• _THE PROBLEM_
Show, in full, each line of the data that contains "ビジネス".

----------

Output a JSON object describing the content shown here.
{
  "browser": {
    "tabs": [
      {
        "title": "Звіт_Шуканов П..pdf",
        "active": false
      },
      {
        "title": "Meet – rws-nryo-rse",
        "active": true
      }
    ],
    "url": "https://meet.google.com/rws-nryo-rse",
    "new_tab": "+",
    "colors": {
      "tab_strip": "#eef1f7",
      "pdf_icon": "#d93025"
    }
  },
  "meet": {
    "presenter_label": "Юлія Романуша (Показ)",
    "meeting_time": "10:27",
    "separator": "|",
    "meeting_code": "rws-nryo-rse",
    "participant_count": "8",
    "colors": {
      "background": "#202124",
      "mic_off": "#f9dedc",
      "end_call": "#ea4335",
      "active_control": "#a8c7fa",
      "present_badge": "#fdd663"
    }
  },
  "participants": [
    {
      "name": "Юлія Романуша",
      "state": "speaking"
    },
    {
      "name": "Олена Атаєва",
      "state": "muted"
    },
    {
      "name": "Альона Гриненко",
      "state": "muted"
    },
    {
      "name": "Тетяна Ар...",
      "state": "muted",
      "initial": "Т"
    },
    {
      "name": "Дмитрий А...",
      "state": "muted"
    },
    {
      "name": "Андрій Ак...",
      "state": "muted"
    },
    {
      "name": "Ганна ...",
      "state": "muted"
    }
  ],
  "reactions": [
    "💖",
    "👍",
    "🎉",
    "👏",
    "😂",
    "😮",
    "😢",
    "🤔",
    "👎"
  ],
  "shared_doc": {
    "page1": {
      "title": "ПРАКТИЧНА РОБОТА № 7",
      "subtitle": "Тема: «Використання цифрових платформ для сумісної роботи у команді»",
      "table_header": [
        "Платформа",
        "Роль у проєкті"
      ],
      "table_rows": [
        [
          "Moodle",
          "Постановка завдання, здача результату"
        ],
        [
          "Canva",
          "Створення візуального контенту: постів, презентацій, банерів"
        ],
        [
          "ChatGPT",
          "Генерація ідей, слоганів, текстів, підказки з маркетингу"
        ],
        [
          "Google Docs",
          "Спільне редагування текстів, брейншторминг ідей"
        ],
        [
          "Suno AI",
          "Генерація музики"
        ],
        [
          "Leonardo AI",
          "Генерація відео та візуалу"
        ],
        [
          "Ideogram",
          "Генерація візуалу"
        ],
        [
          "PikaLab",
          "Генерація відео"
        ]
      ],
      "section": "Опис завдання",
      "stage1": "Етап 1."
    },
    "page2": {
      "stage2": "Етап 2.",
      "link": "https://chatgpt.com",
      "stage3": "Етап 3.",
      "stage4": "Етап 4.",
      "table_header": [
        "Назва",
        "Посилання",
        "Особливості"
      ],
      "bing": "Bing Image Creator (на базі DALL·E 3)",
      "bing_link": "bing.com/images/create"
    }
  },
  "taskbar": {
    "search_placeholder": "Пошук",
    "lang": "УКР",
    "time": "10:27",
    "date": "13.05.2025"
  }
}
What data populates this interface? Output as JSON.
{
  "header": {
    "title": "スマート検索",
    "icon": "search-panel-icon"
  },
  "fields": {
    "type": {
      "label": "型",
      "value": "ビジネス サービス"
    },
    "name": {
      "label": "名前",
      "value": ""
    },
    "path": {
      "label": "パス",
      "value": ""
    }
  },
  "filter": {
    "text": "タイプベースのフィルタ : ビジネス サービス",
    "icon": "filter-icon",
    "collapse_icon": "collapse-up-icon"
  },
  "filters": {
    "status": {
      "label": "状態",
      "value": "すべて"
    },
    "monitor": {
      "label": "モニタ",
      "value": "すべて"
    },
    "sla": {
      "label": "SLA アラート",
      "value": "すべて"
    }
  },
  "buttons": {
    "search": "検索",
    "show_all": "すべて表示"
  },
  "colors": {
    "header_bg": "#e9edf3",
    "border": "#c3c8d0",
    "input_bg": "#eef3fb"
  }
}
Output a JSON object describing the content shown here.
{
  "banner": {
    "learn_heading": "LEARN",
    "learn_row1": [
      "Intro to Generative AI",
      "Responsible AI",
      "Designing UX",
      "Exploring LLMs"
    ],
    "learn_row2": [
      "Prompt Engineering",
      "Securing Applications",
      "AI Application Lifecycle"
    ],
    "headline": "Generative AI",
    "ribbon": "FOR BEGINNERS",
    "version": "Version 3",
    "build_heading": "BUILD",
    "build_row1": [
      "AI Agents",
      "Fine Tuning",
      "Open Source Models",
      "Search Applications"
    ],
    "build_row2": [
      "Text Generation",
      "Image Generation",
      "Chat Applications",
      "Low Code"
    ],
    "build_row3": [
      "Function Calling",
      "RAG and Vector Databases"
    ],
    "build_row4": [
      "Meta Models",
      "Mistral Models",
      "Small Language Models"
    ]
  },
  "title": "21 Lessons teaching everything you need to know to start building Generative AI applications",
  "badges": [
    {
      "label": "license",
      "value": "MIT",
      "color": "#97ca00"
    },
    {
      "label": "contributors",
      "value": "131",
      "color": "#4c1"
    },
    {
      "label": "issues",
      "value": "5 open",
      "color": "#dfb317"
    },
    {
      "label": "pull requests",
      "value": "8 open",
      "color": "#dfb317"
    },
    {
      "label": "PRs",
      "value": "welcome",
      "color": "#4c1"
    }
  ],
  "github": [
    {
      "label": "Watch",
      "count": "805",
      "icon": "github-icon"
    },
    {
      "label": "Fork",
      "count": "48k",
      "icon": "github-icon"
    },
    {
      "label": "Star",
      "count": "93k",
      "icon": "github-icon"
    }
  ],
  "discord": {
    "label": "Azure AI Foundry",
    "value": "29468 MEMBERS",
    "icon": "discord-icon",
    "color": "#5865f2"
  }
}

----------

• _SOLUTION_
      "value": "ビジネス サービス"
    "text": "タイプベースのフィルタ : ビジネス サービス",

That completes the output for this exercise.